Once we were done laughing, we asked ourselves, if that’s true, then why aren’t the back eddies of our rivers covered in an “oil slick” when millions of spawning salmon die and decompose in them every fall? How come when fatty seals and sea lions die, they don’t leave an oil slick? In fact, given the number of creatures that die in the ocean every day, how home the entire surface of the ocean isn’t covered with an oil slick all the time?
Morton took water samples to test for the presence of algae (analyzed in the sterile environment of her hotel room), perhaps she could test them for the presence of fish oil as well to back up that statement.
Otherwise, this is just another one of her loaded weasel word statements meant to paint a word picture of how awful farmed salmon is, in her view.
Another weasel word tactic she uses in this post is that she does not include everything Grieg Seafood CEO Morten Vike had to say about her previous allegations, focusing instead on his use of the word “fine.”
Well, Vike did have more to say, which Morton should have included since she knows full well the source is behind a paywall that almost none of her readers will be able to access.
Here’s the rest of what Vike had to say:
Algae blooms can kill farmed salmon quite effectively. Why didn’t Morton ask the local company fish health reps what was going on, instead of public “name and shame” letters to the corporate head office and the hilarious cloak-and-dagger spy routine?

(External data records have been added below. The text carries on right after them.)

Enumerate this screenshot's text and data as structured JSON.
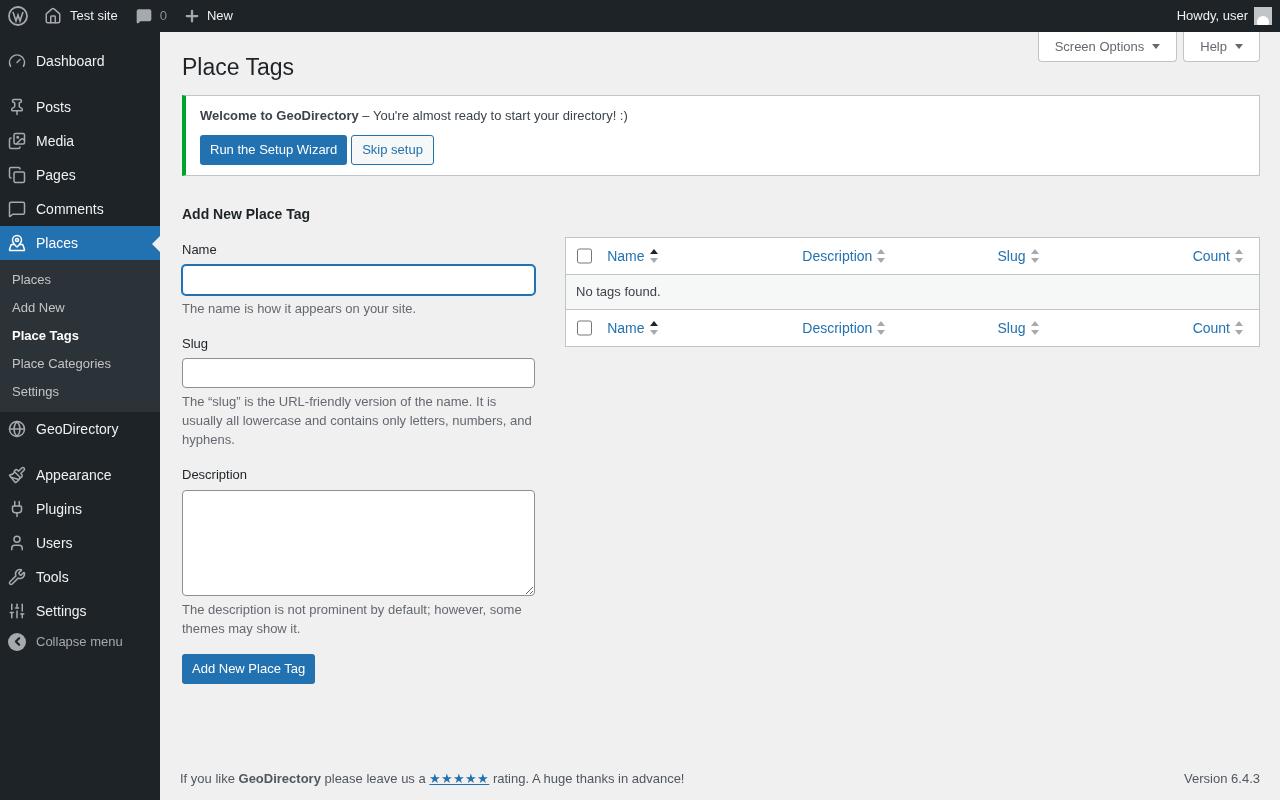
{
  "admin_bar": {
    "site": "Test site",
    "comments": "0",
    "new": "New",
    "howdy": "Howdy, user"
  },
  "menu_groups": [
    [
      {
        "label": "Dashboard",
        "selected": false
      }
    ],
    [
      {
        "label": "Posts",
        "selected": false
      },
      {
        "label": "Media",
        "selected": false
      },
      {
        "label": "Pages",
        "selected": false
      },
      {
        "label": "Comments",
        "selected": false
      },
      {
        "label": "Places",
        "selected": true,
        "children": [
          {
            "label": "Places",
            "selected": false
          },
          {
            "label": "Add New",
            "selected": false
          },
          {
            "label": "Place Tags",
            "selected": true
          },
          {
            "label": "Place Categories",
            "selected": false
          },
          {
            "label": "Settings",
            "selected": false
          }
        ]
      },
      {
        "label": "GeoDirectory",
        "selected": false
      }
    ],
    [
      {
        "label": "Appearance",
        "selected": false
      },
      {
        "label": "Plugins",
        "selected": false
      },
      {
        "label": "Users",
        "selected": false
      },
      {
        "label": "Tools",
        "selected": false
      },
      {
        "label": "Settings",
        "selected": false
      }
    ]
  ],
  "collapse": "Collapse menu",
  "screen_options": "Screen Options",
  "help": "Help",
  "title": "Place Tags",
  "notice": {
    "text": "**Welcome to GeoDirectory** – You're almost ready to start your directory! :)",
    "primary": "Run the Setup Wizard",
    "secondary": "Skip setup"
  },
  "form": {
    "heading": "Add New Place Tag",
    "fields": [
      {
        "kind": "input",
        "label": "Name",
        "focused": true,
        "help": "The name is how it appears on your site."
      },
      {
        "kind": "input",
        "label": "Slug",
        "focused": false,
        "help": "The “slug” is the URL-friendly version of the name. It is usually all lowercase and contains only letters, numbers, and hyphens."
      },
      {
        "kind": "textarea",
        "label": "Description",
        "focused": false,
        "help": "The description is not prominent by default; however, some themes may show it."
      }
    ],
    "submit": "Add New Place Tag"
  },
  "table": {
    "header_columns": [
      {
        "label": "Name",
        "sorted": true
      },
      {
        "label": "Description",
        "sorted": false
      },
      {
        "label": "Slug",
        "sorted": false
      },
      {
        "label": "Count",
        "sorted": false
      }
    ],
    "footer_columns": [
      {
        "label": "Name",
        "sorted": true
      },
      {
        "label": "Description",
        "sorted": false
      },
      {
        "label": "Slug",
        "sorted": false
      },
      {
        "label": "Count",
        "sorted": false
      }
    ],
    "header_checked": false,
    "footer_checked": false,
    "empty": "No tags found."
  },
  "footer": {
    "before": "If you like **GeoDirectory** please leave us a",
    "link": "★★★★★",
    "after": "rating. A huge thanks in advance!",
    "version": "Version 6.4.3"
  }
}
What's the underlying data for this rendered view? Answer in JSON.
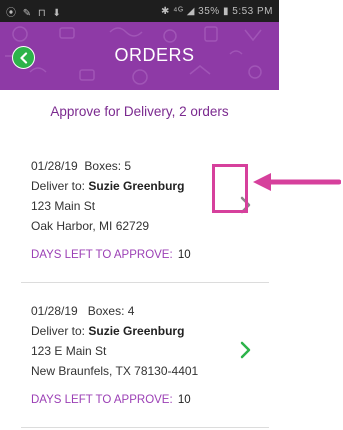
{
  "status_bar": {
    "left": "⦿ ✎ ⊓ ⬇",
    "right": "✱ ⁴ᴳ ◢ 35% ▮ 5:53 PM"
  },
  "header": {
    "title": "ORDERS",
    "back_icon": "chevron-left-icon"
  },
  "section": {
    "title": "Approve for Delivery, 2 orders"
  },
  "orders": [
    {
      "date": "01/28/19",
      "boxes_label": "Boxes:",
      "boxes": "5",
      "deliver_label": "Deliver to:",
      "name": "Suzie Greenburg",
      "address1": "123 Main St",
      "address2": "Oak Harbor, MI 62729",
      "days_label": "DAYS LEFT TO APPROVE:",
      "days": "10",
      "chevron_color": "#888888"
    },
    {
      "date": "01/28/19",
      "boxes_label": "Boxes:",
      "boxes": "4",
      "deliver_label": "Deliver to:",
      "name": "Suzie Greenburg",
      "address1": "123 E Main St",
      "address2": "New Braunfels, TX 78130-4401",
      "days_label": "DAYS LEFT TO APPROVE:",
      "days": "10",
      "chevron_color": "#2db34a"
    }
  ],
  "colors": {
    "header_bg": "#8e3aa6",
    "accent_purple": "#7b2a8f",
    "back_button": "#2db34a",
    "annotation": "#d6409c"
  }
}
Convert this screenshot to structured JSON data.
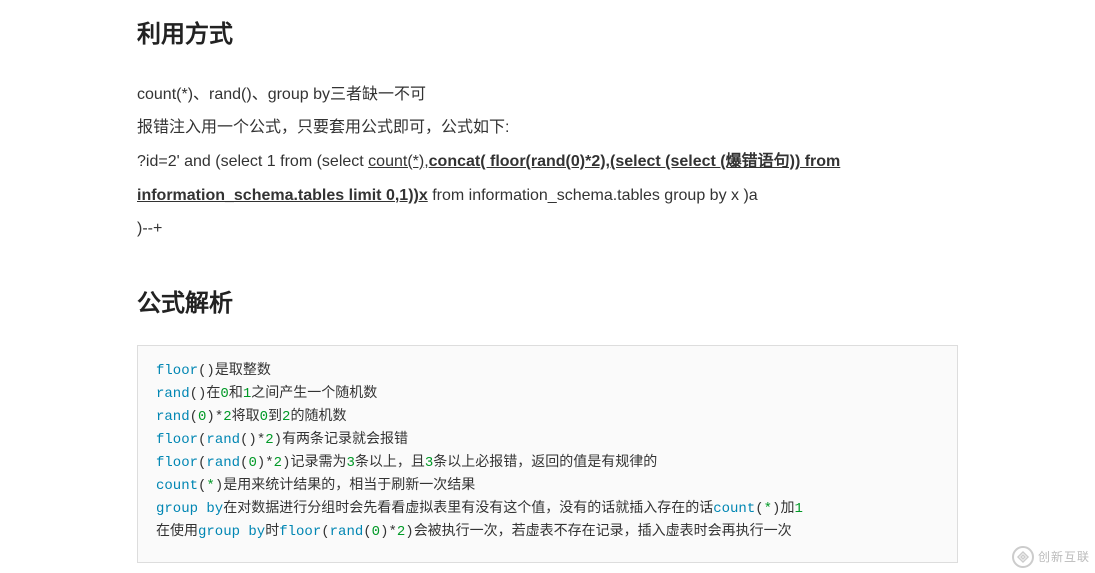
{
  "headings": {
    "usage": "利用方式",
    "analysis": "公式解析"
  },
  "paragraphs": {
    "p1": "count(*)、rand()、group by三者缺一不可",
    "p2": "报错注入用一个公式，只要套用公式即可，公式如下:",
    "p3_prefix": "?id=2' and (select 1 from (select ",
    "p3_u1": "count(*)",
    "p3_comma": ",",
    "p3_u2_bold": "concat( floor(rand(0)*2),(select (select (爆错语句)) from information_schema.tables limit 0,1))x",
    "p3_suffix": " from information_schema.tables group by x )a",
    "p4": ")--+"
  },
  "code": {
    "l1": {
      "kw": "floor",
      "rest": "()是取整数"
    },
    "l2": {
      "kw": "rand",
      "mid1": "()在",
      "n1": "0",
      "mid2": "和",
      "n2": "1",
      "rest": "之间产生一个随机数"
    },
    "l3": {
      "kw": "rand",
      "p1": "(",
      "n1": "0",
      "p2": ")*",
      "n2": "2",
      "mid": "将取",
      "n3": "0",
      "mid2": "到",
      "n4": "2",
      "rest": "的随机数"
    },
    "l4": {
      "kw1": "floor",
      "p1": "(",
      "kw2": "rand",
      "p2": "()*",
      "n1": "2",
      "p3": ")",
      "rest": "有两条记录就会报错"
    },
    "l5": {
      "kw1": "floor",
      "p1": "(",
      "kw2": "rand",
      "p2": "(",
      "n1": "0",
      "p3": ")*",
      "n2": "2",
      "p4": ")",
      "mid1": "记录需为",
      "n3": "3",
      "mid2": "条以上，且",
      "n4": "3",
      "rest": "条以上必报错，返回的值是有规律的"
    },
    "l6": {
      "kw": "count",
      "p1": "(",
      "star": "*",
      "p2": ")",
      "rest": "是用来统计结果的，相当于刷新一次结果"
    },
    "l7": {
      "kw": "group by",
      "mid": "在对数据进行分组时会先看看虚拟表里有没有这个值，没有的话就插入存在的话",
      "kw2": "count",
      "p1": "(",
      "star": "*",
      "p2": ")",
      "mid2": "加",
      "n1": "1"
    },
    "l8": {
      "pre": "在使用",
      "kw1": "group by",
      "mid1": "时",
      "kw2": "floor",
      "p1": "(",
      "kw3": "rand",
      "p2": "(",
      "n1": "0",
      "p3": ")*",
      "n2": "2",
      "p4": ")",
      "rest": "会被执行一次，若虚表不存在记录，插入虚表时会再执行一次"
    }
  },
  "watermark": "创新互联"
}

Also, if she really wanted to know if there was an algae bloom, she could have asked the fine folks at the Harmful Algae Monitoring Program, which regularly receives and analyzes water samples from salmon farms all around Vancouver Island. It’s more than likely that this farm sent in samples, too.
But as we discussed earlier today, to many people, opinions are more important than facts.